I'd like to share with you a few of the points she brought out in her first chapter about writers who are Christian and what their responsibilities are:
With so many self-published books on the market today, many new authors are wondering how to get those elusive five star ratings. We've all been through it at least once. We submitted our book for review expecting accolades and instead the review we got back was as tepid as warm soup. How did that happen? How could the book you poured your heart and soul into only rate three stars? Worse! How could it possibly have received only two? The following are just some of the reasons why your book failed to impress a reviewer.
Today I am very pleased to welcome guest blogger and author Laurinda Wallace. Laurinda has some very wise words on using Beta-Readers, what they do and what you need to know. Enjoy!
What's a beta reader? That question has been asked plenty of times when I mention the term. So here's the definition: a beta reader gets to read my manuscript after I've finished the revisions and before my editor gets her hands on it. Betas offer input on everything from the plot, to characters, to settings---everything. Nothing is off limits. My readers are six women who've agreed to give me honest feedback about each book I write. All were handpicked by me because they meet the qualifications below:
As an author, writing a book is the first challenge. As an indie author however, formatting and designing it is your second one. You want to put your best foot forward in this process because you don't want your readers to be able to tell the difference between your self-published book and a traditionally published book. If you have money you can get someone to design your cover as well as design and format your interior. However, if you are like me and you can't afford to do that, you have to do it yourself. The challenge of course is - can you make your interior look as professional as the exterior? That's assuming you invested in a cover designer, because if you haven't it will be obvious. If you have to spend money anywhere in the creation of your book, spend it on editing and a cover. Self-published book covers that are done in Microsoft Word are obvious and yes, I know you think what you created looks great. But trust me, we can tell you did it yourself. Unless you specialize in design, don't even attempt to design your own cover.

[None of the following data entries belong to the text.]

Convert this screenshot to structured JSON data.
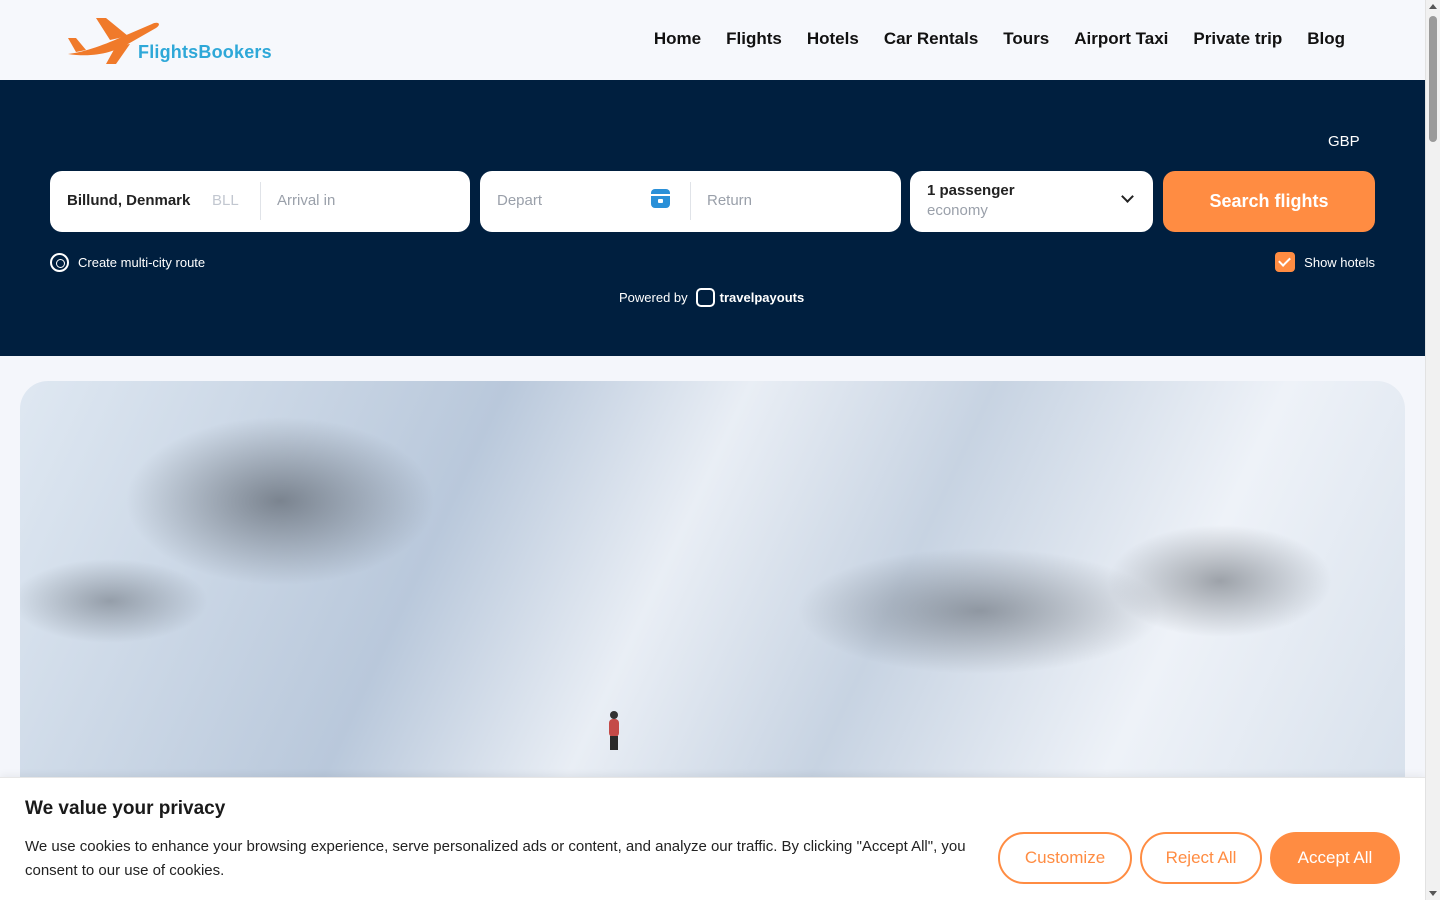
{
  "brand": {
    "name": "FlightsBookers",
    "plane_color": "#f07a2a",
    "text_color": "#2ea8d8"
  },
  "nav": {
    "items": [
      "Home",
      "Flights",
      "Hotels",
      "Car Rentals",
      "Tours",
      "Airport Taxi",
      "Private trip",
      "Blog"
    ]
  },
  "search": {
    "currency": "GBP",
    "origin_city": "Billund, Denmark",
    "origin_code": "BLL",
    "destination_placeholder": "Arrival in",
    "depart_placeholder": "Depart",
    "return_placeholder": "Return",
    "passengers": "1 passenger",
    "cabin_class": "economy",
    "submit_label": "Search flights",
    "multi_city_label": "Create multi-city route",
    "show_hotels_label": "Show hotels",
    "show_hotels_checked": true,
    "powered_by_label": "Powered by",
    "powered_by_brand": "travelpayouts"
  },
  "cookie_banner": {
    "title": "We value your privacy",
    "text": "We use cookies to enhance your browsing experience, serve personalized ads or content, and analyze our traffic. By clicking \"Accept All\", you consent to our use of cookies.",
    "customize_label": "Customize",
    "reject_label": "Reject All",
    "accept_label": "Accept All"
  },
  "colors": {
    "accent": "#ff8c42",
    "panel_bg": "#001f3f",
    "calendar_icon": "#2a90d8"
  }
}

But today I don't want to talk about book covers. I want to talk about the inside of your book and the pages you should be including before you get to your actual book.
As a review site I thought it might be prudent to start these posts off on how to approach someone to review your book. We have a form on the site for you to submit your book but what if you run across a blogger or a book reviewer for a newspaper or magazine whose reviews you like, and you wondered if they would be as generous with your book? You've done your research, you've discovered their favourite genres, so what's next? How do you approach them?
The following are requests I've actually received over the years for reviews. Let's look at what you shouldn't do when asking for a book review.